WHAT TO DO: Print the entries verbatim, leaving out the images they contain.

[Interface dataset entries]

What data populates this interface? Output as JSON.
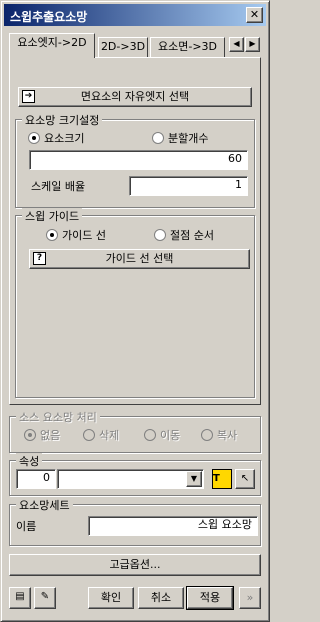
{
  "window": {
    "title": "스윕추출요소망"
  },
  "tabs": [
    {
      "label": "요소엣지->2D"
    },
    {
      "label": "2D->3D"
    },
    {
      "label": "요소면->3D"
    }
  ],
  "panel": {
    "select_free_edge_button": "면요소의 자유엣지 선택",
    "size_settings": {
      "title": "요소망 크기설정",
      "option_element_size": "요소크기",
      "option_division_count": "분할개수",
      "size_value": "60",
      "scale_label": "스케일 배율",
      "scale_value": "1"
    },
    "sweep_guide": {
      "title": "스윕 가이드",
      "option_guide_line": "가이드 선",
      "option_node_order": "절점 순서",
      "select_guide_button": "가이드 선 선택"
    }
  },
  "source_mesh": {
    "title": "소스 요소망 처리",
    "options": [
      "없음",
      "삭제",
      "이동",
      "복사"
    ]
  },
  "property": {
    "title": "속성",
    "number": "0",
    "combo_value": "",
    "button_t_label": "T"
  },
  "mesh_set": {
    "title": "요소망세트",
    "name_label": "이름",
    "name_value": "스윕 요소망"
  },
  "advanced_button": "고급옵션...",
  "footer": {
    "ok": "확인",
    "cancel": "취소",
    "apply": "적용"
  }
}
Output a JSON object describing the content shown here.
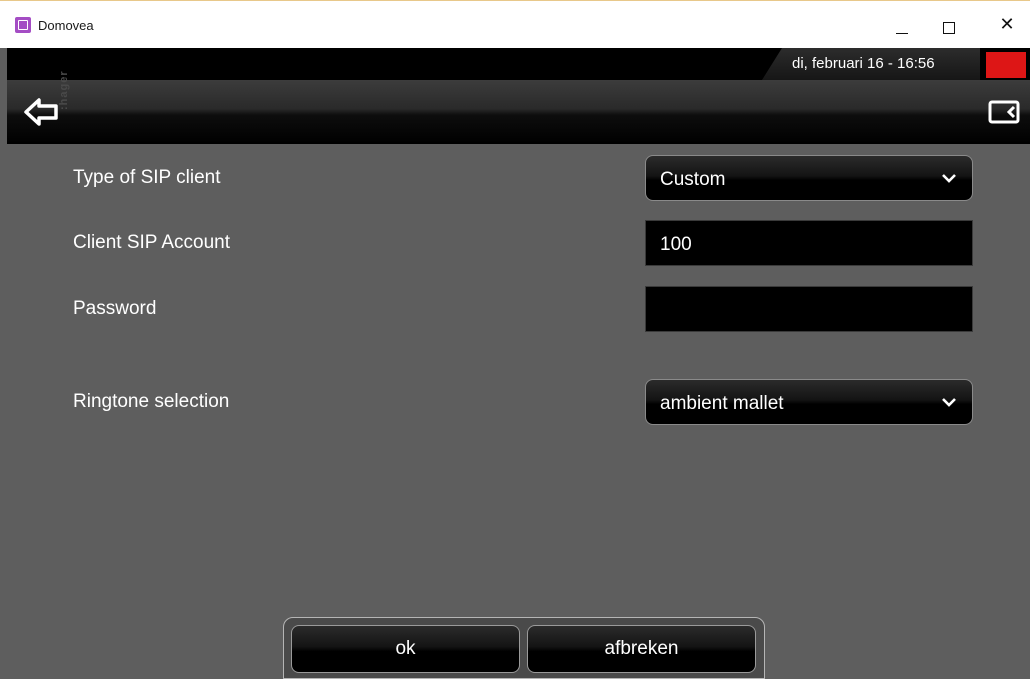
{
  "window": {
    "title": "Domovea",
    "minimize_glyph": "",
    "maximize_glyph": "",
    "close_glyph": "✕"
  },
  "status": {
    "datetime": "di, februari 16 - 16:56",
    "alarm_color": "#dd1616"
  },
  "header": {
    "brand": ":hager",
    "back_icon": "back-arrow-icon",
    "panel_icon": "panel-collapse-icon"
  },
  "form": {
    "sip_type": {
      "label": "Type of SIP client",
      "value": "Custom"
    },
    "account": {
      "label": "Client SIP Account",
      "value": "100"
    },
    "password": {
      "label": "Password",
      "value": ""
    },
    "ringtone": {
      "label": "Ringtone selection",
      "value": "ambient mallet"
    }
  },
  "actions": {
    "ok_label": "ok",
    "cancel_label": "afbreken"
  }
}
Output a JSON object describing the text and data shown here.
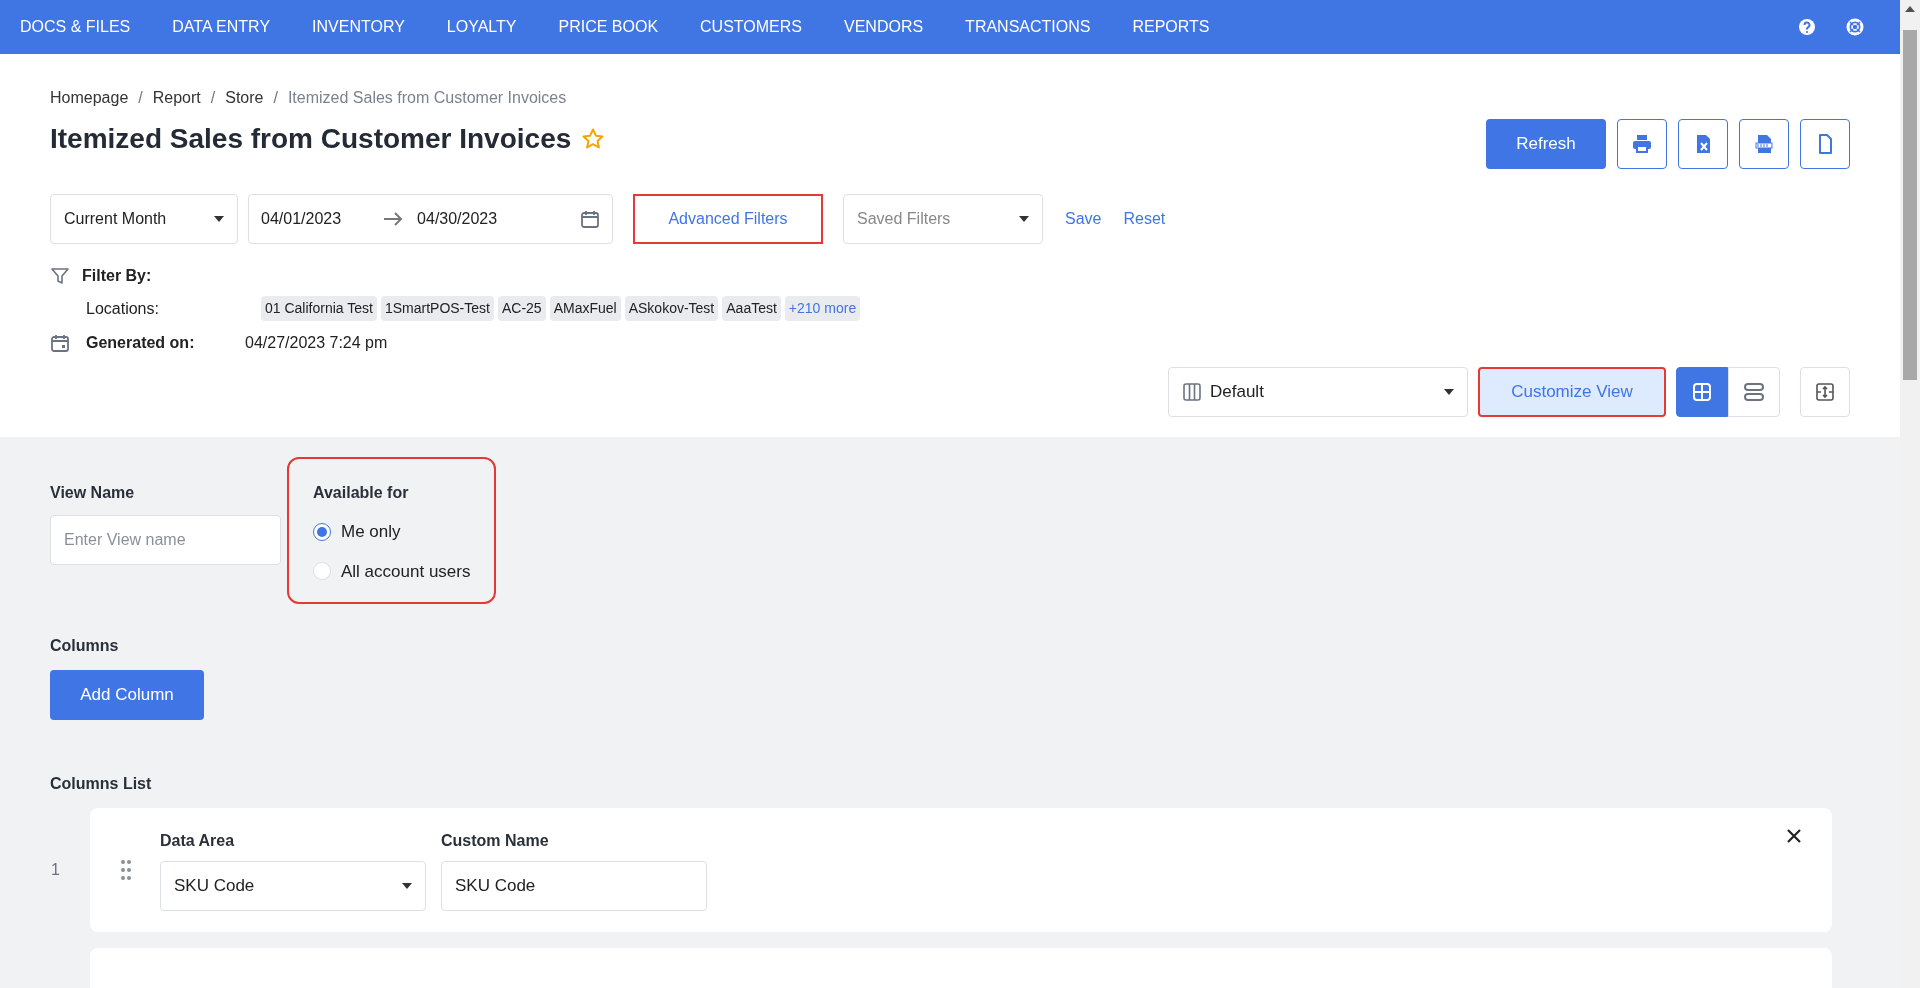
{
  "nav": {
    "items": [
      {
        "label": "DOCS & FILES"
      },
      {
        "label": "DATA ENTRY"
      },
      {
        "label": "INVENTORY"
      },
      {
        "label": "LOYALTY"
      },
      {
        "label": "PRICE BOOK"
      },
      {
        "label": "CUSTOMERS"
      },
      {
        "label": "VENDORS"
      },
      {
        "label": "TRANSACTIONS"
      },
      {
        "label": "REPORTS"
      }
    ]
  },
  "breadcrumb": [
    {
      "kind": "link",
      "label": "Homepage"
    },
    {
      "kind": "separator",
      "label": "/"
    },
    {
      "kind": "link",
      "label": "Report"
    },
    {
      "kind": "separator",
      "label": "/"
    },
    {
      "kind": "link",
      "label": "Store"
    },
    {
      "kind": "separator",
      "label": "/"
    },
    {
      "kind": "current",
      "label": "Itemized Sales from Customer Invoices"
    }
  ],
  "title": "Itemized Sales from Customer Invoices",
  "actions": {
    "refresh": "Refresh"
  },
  "filters": {
    "period": "Current Month",
    "date_from": "04/01/2023",
    "date_to": "04/30/2023",
    "advanced": {
      "label": "Advanced Filters",
      "highlighted": true
    },
    "saved_placeholder": "Saved Filters",
    "save": "Save",
    "reset": "Reset"
  },
  "filter_by": {
    "label": "Filter By:",
    "locations_label": "Locations:",
    "locations": [
      "01 California Test",
      "1SmartPOS-Test",
      "AC-25",
      "AMaxFuel",
      "ASkokov-Test",
      "AaaTest"
    ],
    "more": "+210 more",
    "generated_label": "Generated on:",
    "generated_value": "04/27/2023 7:24 pm"
  },
  "view_bar": {
    "view": "Default",
    "customize": {
      "label": "Customize View",
      "highlighted": true
    },
    "layouts": [
      {
        "kind": "grid",
        "selected": true
      },
      {
        "kind": "rows",
        "selected": false
      }
    ]
  },
  "customize": {
    "view_name_label": "View Name",
    "view_name_placeholder": "Enter View name",
    "available": {
      "label": "Available for",
      "highlighted": true,
      "options": [
        {
          "label": "Me only",
          "selected": true
        },
        {
          "label": "All account users",
          "selected": false
        }
      ]
    },
    "columns_label": "Columns",
    "add_column": "Add Column",
    "columns_list_label": "Columns List",
    "columns": [
      {
        "index": "1",
        "data_area_label": "Data Area",
        "data_area": "SKU Code",
        "custom_name_label": "Custom Name",
        "custom_name": "SKU Code"
      }
    ]
  }
}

SOLVED PROBLEM:
What data populates this interface? Output as JSON.
{
  "window": {
    "title": "스윕추출요소망"
  },
  "tabs": [
    {
      "label": "요소엣지->2D"
    },
    {
      "label": "2D->3D"
    },
    {
      "label": "요소면->3D"
    }
  ],
  "panel": {
    "select_free_edge_button": "면요소의 자유엣지 선택",
    "size_settings": {
      "title": "요소망 크기설정",
      "option_element_size": "요소크기",
      "option_division_count": "분할개수",
      "size_value": "60",
      "scale_label": "스케일 배율",
      "scale_value": "1"
    },
    "sweep_guide": {
      "title": "스윕 가이드",
      "option_guide_line": "가이드 선",
      "option_node_order": "절점 순서",
      "select_guide_button": "가이드 선 선택"
    }
  },
  "source_mesh": {
    "title": "소스 요소망 처리",
    "options": [
      "없음",
      "삭제",
      "이동",
      "복사"
    ]
  },
  "property": {
    "title": "속성",
    "number": "0",
    "combo_value": "",
    "button_t_label": "T"
  },
  "mesh_set": {
    "title": "요소망세트",
    "name_label": "이름",
    "name_value": "스윕 요소망"
  },
  "advanced_button": "고급옵션...",
  "footer": {
    "ok": "확인",
    "cancel": "취소",
    "apply": "적용"
  }
}
Output a JSON object describing the content shown here.
{
  "window": {
    "title": "Domovea",
    "minimize_glyph": "",
    "maximize_glyph": "",
    "close_glyph": "✕"
  },
  "status": {
    "datetime": "di, februari 16 - 16:56",
    "alarm_color": "#dd1616"
  },
  "header": {
    "brand": ":hager",
    "back_icon": "back-arrow-icon",
    "panel_icon": "panel-collapse-icon"
  },
  "form": {
    "sip_type": {
      "label": "Type of SIP client",
      "value": "Custom"
    },
    "account": {
      "label": "Client SIP Account",
      "value": "100"
    },
    "password": {
      "label": "Password",
      "value": ""
    },
    "ringtone": {
      "label": "Ringtone selection",
      "value": "ambient mallet"
    }
  },
  "actions": {
    "ok_label": "ok",
    "cancel_label": "afbreken"
  }
}
Output a JSON object describing the text and data shown here.
{
  "nav": {
    "items": [
      {
        "label": "DOCS & FILES"
      },
      {
        "label": "DATA ENTRY"
      },
      {
        "label": "INVENTORY"
      },
      {
        "label": "LOYALTY"
      },
      {
        "label": "PRICE BOOK"
      },
      {
        "label": "CUSTOMERS"
      },
      {
        "label": "VENDORS"
      },
      {
        "label": "TRANSACTIONS"
      },
      {
        "label": "REPORTS"
      }
    ]
  },
  "breadcrumb": [
    {
      "kind": "link",
      "label": "Homepage"
    },
    {
      "kind": "separator",
      "label": "/"
    },
    {
      "kind": "link",
      "label": "Report"
    },
    {
      "kind": "separator",
      "label": "/"
    },
    {
      "kind": "link",
      "label": "Store"
    },
    {
      "kind": "separator",
      "label": "/"
    },
    {
      "kind": "current",
      "label": "Itemized Sales from Customer Invoices"
    }
  ],
  "title": "Itemized Sales from Customer Invoices",
  "actions": {
    "refresh": "Refresh"
  },
  "filters": {
    "period": "Current Month",
    "date_from": "04/01/2023",
    "date_to": "04/30/2023",
    "advanced": {
      "label": "Advanced Filters",
      "highlighted": true
    },
    "saved_placeholder": "Saved Filters",
    "save": "Save",
    "reset": "Reset"
  },
  "filter_by": {
    "label": "Filter By:",
    "locations_label": "Locations:",
    "locations": [
      "01 California Test",
      "1SmartPOS-Test",
      "AC-25",
      "AMaxFuel",
      "ASkokov-Test",
      "AaaTest"
    ],
    "more": "+210 more",
    "generated_label": "Generated on:",
    "generated_value": "04/27/2023 7:24 pm"
  },
  "view_bar": {
    "view": "Default",
    "customize": {
      "label": "Customize View",
      "highlighted": true
    },
    "layouts": [
      {
        "kind": "grid",
        "selected": true
      },
      {
        "kind": "rows",
        "selected": false
      }
    ]
  },
  "customize": {
    "view_name_label": "View Name",
    "view_name_placeholder": "Enter View name",
    "available": {
      "label": "Available for",
      "highlighted": true,
      "options": [
        {
          "label": "Me only",
          "selected": true
        },
        {
          "label": "All account users",
          "selected": false
        }
      ]
    },
    "columns_label": "Columns",
    "add_column": "Add Column",
    "columns_list_label": "Columns List",
    "columns": [
      {
        "index": "1",
        "data_area_label": "Data Area",
        "data_area": "SKU Code",
        "custom_name_label": "Custom Name",
        "custom_name": "SKU Code"
      }
    ]
  }
}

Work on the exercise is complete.